Most loans are advertised with a set interest rate, which can be fixed or variable over the lifetime of a loan. However, some loans are structured such that a fixed dollar amount is loaned at the beginning of the loan period, and another fixed dollar amount is due to service the loan at the end of that period. These loans can be compared with interest-based structures by calculating the interest rate that results in the amount due.

1. Divide the amount of the additional payment by the amount loaned to determine the simple interest rate. For example, consider a loan of $1,000, which must be repaid in one year with the amount of $1,300. This is $300/$1,000, or 30 percent per year, which is a hefty interest rate. However, if the loan was $10,000, and required a repayment of $10,300, that is an interest rate of $300/$10,000, or 3 percent per year, which is extremely low.
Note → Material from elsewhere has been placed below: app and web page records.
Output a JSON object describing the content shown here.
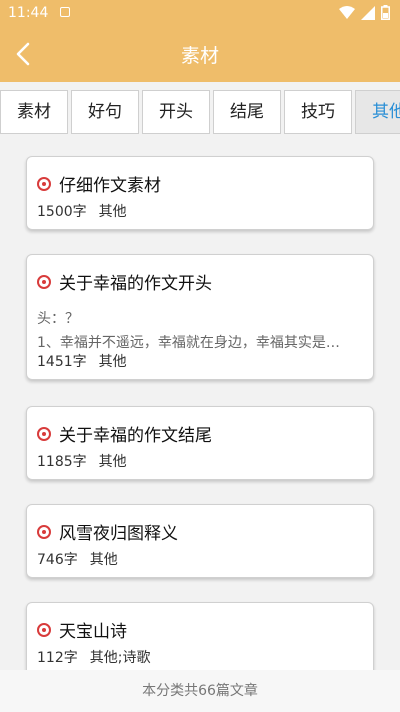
{
  "status": {
    "time": "11:44"
  },
  "appbar": {
    "title": "素材",
    "back_icon": "back-arrow-icon"
  },
  "tabs": [
    {
      "label": "素材"
    },
    {
      "label": "好句"
    },
    {
      "label": "开头"
    },
    {
      "label": "结尾"
    },
    {
      "label": "技巧"
    },
    {
      "label": "其他",
      "active": true
    }
  ],
  "articles": [
    {
      "title": "仔细作文素材",
      "words": "1500字",
      "category": "其他"
    },
    {
      "title": "关于幸福的作文开头",
      "excerpt_line1": "头：？",
      "excerpt_line2": "1、幸福并不遥远，幸福就在身边，幸福其实是…",
      "words": "1451字",
      "category": "其他"
    },
    {
      "title": "关于幸福的作文结尾",
      "words": "1185字",
      "category": "其他"
    },
    {
      "title": "风雪夜归图释义",
      "words": "746字",
      "category": "其他"
    },
    {
      "title": "天宝山诗",
      "words": "112字",
      "category": "其他;诗歌"
    }
  ],
  "footer": {
    "summary": "本分类共66篇文章"
  },
  "colors": {
    "appbar": "#efbd6a",
    "active_tab": "#2a8fd6",
    "bullet": "#d83b3b"
  }
}
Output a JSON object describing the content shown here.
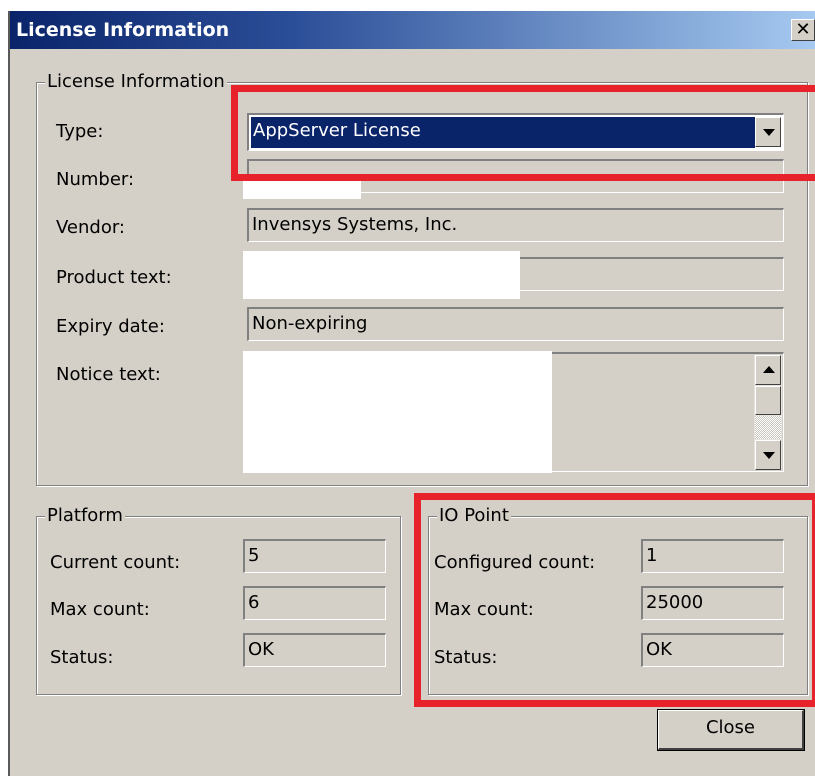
{
  "window": {
    "title": "License Information",
    "close_glyph": "✕"
  },
  "license": {
    "legend": "License Information",
    "type_label": "Type:",
    "type_value": "AppServer License",
    "number_label": "Number:",
    "number_value": "",
    "vendor_label": "Vendor:",
    "vendor_value": "Invensys Systems, Inc.",
    "product_label": "Product text:",
    "product_value": "",
    "expiry_label": "Expiry date:",
    "expiry_value": "Non-expiring",
    "notice_label": "Notice text:",
    "notice_value": ""
  },
  "platform": {
    "legend": "Platform",
    "current_label": "Current count:",
    "current_value": "5",
    "max_label": "Max count:",
    "max_value": "6",
    "status_label": "Status:",
    "status_value": "OK"
  },
  "io_point": {
    "legend": "IO Point",
    "configured_label": "Configured count:",
    "configured_value": "1",
    "max_label": "Max count:",
    "max_value": "25000",
    "status_label": "Status:",
    "status_value": "OK"
  },
  "buttons": {
    "close_label": "Close"
  },
  "annotations": {
    "highlight_color": "#e8222b"
  }
}
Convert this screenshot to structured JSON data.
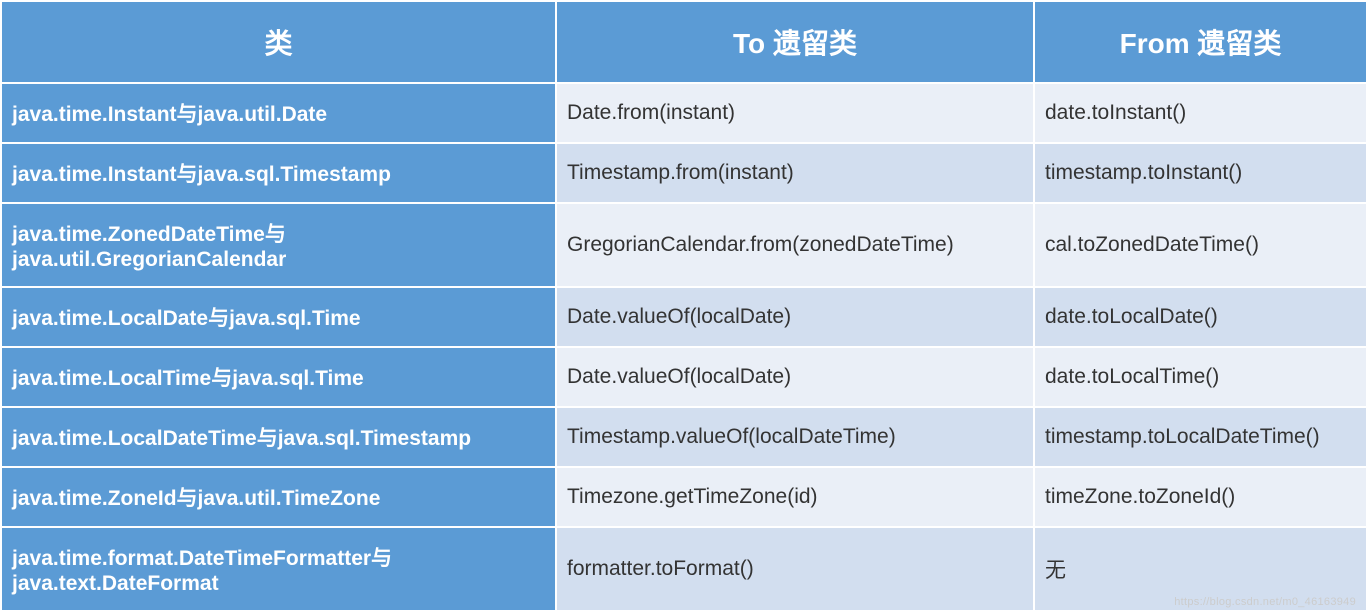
{
  "headers": [
    "类",
    "To 遗留类",
    "From 遗留类"
  ],
  "rows": [
    {
      "class": "java.time.Instant与java.util.Date",
      "to": "Date.from(instant)",
      "from": "date.toInstant()"
    },
    {
      "class": "java.time.Instant与java.sql.Timestamp",
      "to": "Timestamp.from(instant)",
      "from": "timestamp.toInstant()"
    },
    {
      "class": "java.time.ZonedDateTime与java.util.GregorianCalendar",
      "to": "GregorianCalendar.from(zonedDateTime)",
      "from": "cal.toZonedDateTime()"
    },
    {
      "class": "java.time.LocalDate与java.sql.Time",
      "to": "Date.valueOf(localDate)",
      "from": "date.toLocalDate()"
    },
    {
      "class": "java.time.LocalTime与java.sql.Time",
      "to": "Date.valueOf(localDate)",
      "from": "date.toLocalTime()"
    },
    {
      "class": "java.time.LocalDateTime与java.sql.Timestamp",
      "to": "Timestamp.valueOf(localDateTime)",
      "from": "timestamp.toLocalDateTime()"
    },
    {
      "class": "java.time.ZoneId与java.util.TimeZone",
      "to": "Timezone.getTimeZone(id)",
      "from": "timeZone.toZoneId()"
    },
    {
      "class": "java.time.format.DateTimeFormatter与java.text.DateFormat",
      "to": "formatter.toFormat()",
      "from": "无"
    }
  ],
  "watermark": "https://blog.csdn.net/m0_46163949"
}
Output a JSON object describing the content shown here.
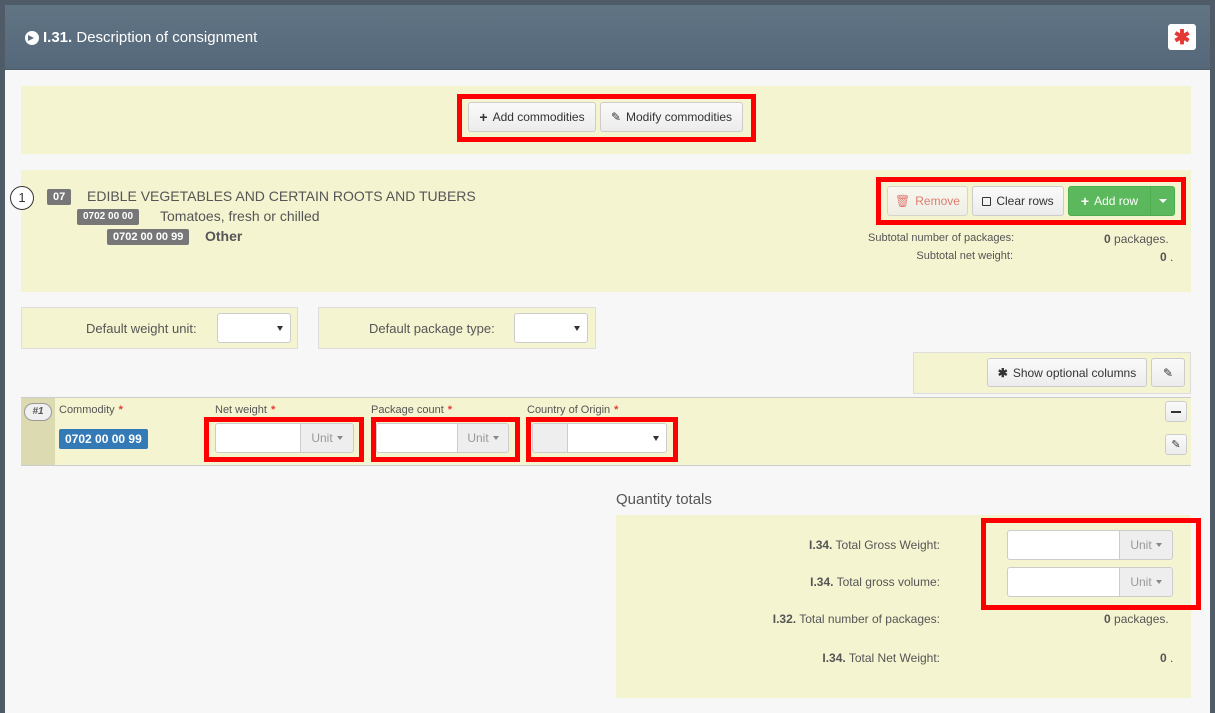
{
  "header": {
    "number": "I.31.",
    "title": "Description of consignment",
    "required_symbol": "✱"
  },
  "commodity_actions": {
    "add_label": "Add commodities",
    "modify_label": "Modify commodities"
  },
  "classification": {
    "index": "1",
    "chapter_code": "07",
    "chapter_name": "EDIBLE VEGETABLES AND CERTAIN ROOTS AND TUBERS",
    "heading_code": "0702 00 00",
    "heading_name": "Tomatoes, fresh or chilled",
    "sub_code": "0702 00 00 99",
    "sub_name": "Other"
  },
  "row_actions": {
    "remove_label": "Remove",
    "clear_label": "Clear rows",
    "add_row_label": "Add row"
  },
  "subtotals": {
    "packages_label": "Subtotal number of packages:",
    "packages_value": "0",
    "packages_unit": "packages.",
    "weight_label": "Subtotal net weight:",
    "weight_value": "0",
    "weight_unit": "."
  },
  "defaults": {
    "weight_unit_label": "Default weight unit:",
    "package_type_label": "Default package type:"
  },
  "optional_columns": {
    "label": "Show optional columns"
  },
  "commodity_row": {
    "row_number": "#1",
    "commodity_header": "Commodity",
    "commodity_value": "0702 00 00 99",
    "net_weight_header": "Net weight",
    "package_count_header": "Package count",
    "country_header": "Country of Origin",
    "unit_label": "Unit",
    "required_mark": "*"
  },
  "totals": {
    "section_title": "Quantity totals",
    "gross_weight_code": "I.34.",
    "gross_weight_label": "Total Gross Weight:",
    "gross_volume_code": "I.34.",
    "gross_volume_label": "Total gross volume:",
    "packages_code": "I.32.",
    "packages_label": "Total number of packages:",
    "packages_value": "0",
    "packages_unit": "packages.",
    "net_weight_code": "I.34.",
    "net_weight_label": "Total Net Weight:",
    "net_weight_value": "0",
    "net_weight_unit": ".",
    "unit_label": "Unit"
  },
  "colors": {
    "header_bg": "#5b6d7e",
    "panel_bg": "#f5f4d1",
    "add_row_green": "#5cb85c",
    "highlight_red": "#ff0000",
    "commodity_badge": "#337ab7"
  }
}
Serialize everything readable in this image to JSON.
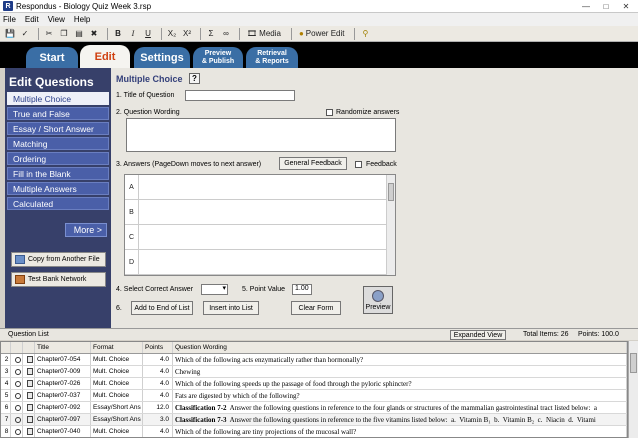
{
  "window": {
    "title": "Respondus - Biology Quiz Week 3.rsp",
    "icon_letter": "R"
  },
  "menu": [
    "File",
    "Edit",
    "View",
    "Help"
  ],
  "toolbar": {
    "media_label": "Media",
    "poweredit_label": "Power Edit"
  },
  "tabs": [
    {
      "label": "Start"
    },
    {
      "label": "Edit"
    },
    {
      "label": "Settings"
    },
    {
      "label_line1": "Preview",
      "label_line2": "& Publish"
    },
    {
      "label_line1": "Retrieval",
      "label_line2": "& Reports"
    }
  ],
  "sidebar": {
    "title": "Edit Questions",
    "items": [
      "Multiple Choice",
      "True and False",
      "Essay / Short Answer",
      "Matching",
      "Ordering",
      "Fill in the Blank",
      "Multiple Answers",
      "Calculated"
    ],
    "more_label": "More >",
    "copy_label": "Copy from Another File",
    "testbank_label": "Test Bank Network"
  },
  "form": {
    "heading": "Multiple Choice",
    "help": "?",
    "title_label": "1.  Title of Question",
    "wording_label": "2.  Question Wording",
    "randomize_label": "Randomize answers",
    "answers_label": "3.  Answers  (PageDown moves to next answer)",
    "general_feedback_label": "General Feedback",
    "feedback_label": "Feedback",
    "answer_letters": [
      "A",
      "B",
      "C",
      "D"
    ],
    "select_correct_label": "4.  Select Correct Answer",
    "point_value_label": "5.  Point Value",
    "point_value": "1.00",
    "step6_label": "6.",
    "add_end_label": "Add to End of List",
    "insert_label": "Insert into List",
    "clear_label": "Clear Form",
    "preview_label": "Preview"
  },
  "question_list": {
    "title": "Question List",
    "expanded_label": "Expanded View",
    "total_items": "Total Items: 26",
    "points": "Points: 100.0",
    "columns": [
      "",
      "",
      "",
      "Title",
      "Format",
      "Points",
      "Question Wording"
    ],
    "rows": [
      {
        "num": "2",
        "title": "Chapter07-054",
        "format": "Mult. Choice",
        "points": "4.0",
        "wording": "Which of the following acts enzymatically rather than hormonally?"
      },
      {
        "num": "3",
        "title": "Chapter07-009",
        "format": "Mult. Choice",
        "points": "4.0",
        "wording": "Chewing"
      },
      {
        "num": "4",
        "title": "Chapter07-026",
        "format": "Mult. Choice",
        "points": "4.0",
        "wording": "Which of the following speeds up the passage of food through the pyloric sphincter?"
      },
      {
        "num": "5",
        "title": "Chapter07-037",
        "format": "Mult. Choice",
        "points": "4.0",
        "wording": "Fats are digested by which of the following?"
      },
      {
        "num": "6",
        "title": "Chapter07-092",
        "format": "Essay/Short Ans",
        "points": "12.0",
        "wording_bold": "Classification 7-2",
        "wording": "  Answer the following questions in reference to the four glands or structures of the mammalian gastrointestinal tract listed below:  a"
      },
      {
        "num": "7",
        "title": "Chapter07-097",
        "format": "Essay/Short Ans",
        "points": "3.0",
        "wording_bold": "Classification 7-3",
        "wording": "  Answer the following questions in reference to the five vitamins listed below:  a.  Vitamin B₁  b.  Vitamin B₂  c.  Niacin  d.  Vitami"
      },
      {
        "num": "8",
        "title": "Chapter07-040",
        "format": "Mult. Choice",
        "points": "4.0",
        "wording": "Which of the following are tiny projections of the mucosal wall?"
      }
    ]
  }
}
2. Calculate the compound interest rate, in which you are paying interest on both the amount of the loan and the interest accrued, by using exponentials. As the interest rate is charged against the total balance each period, the formula is (1 + Interest Rate)^Periods. For example, we have determined that $300 on a $1,000 loan is 30 percent in simple interest. To compare this with a credit card, we must determine the compound interest rate. First, determine the number of compounding periods over the lifetime of the loan; in the example, this is 365 (days in a year). This yields the following algebraic formula, where X is the daily interest rate: 1,000 * (1 + X)^365 = 1,300 (1 + X)^365 = 1.3 (1 + X) = 1.000719 X = .000719 This can be compared with the daily interest rate on a credit card statement, or multiplied by 365 to compare it to the credit card&#039;s Annual Percentage Rate (APR). This shows that the APR of this loan is 26.2 percent, but after compounding, it results in total paid interest of 30 percent.

3. Determine the cost of a short-term loan by expanding it over the course of a year. For example, a payday loan store may charge $50 for a $1,000 loan, due in two weeks&#039; time. This is a rate of 5 percent for the two weeks, but once those two weeks are multiplied by 26 (the number of two-week periods in a year), the simple interest is shown to be 130 percent–a very expensive loan. If additional fees and interest are levied after the initial two week period, this interest rate can skyrocket even higher.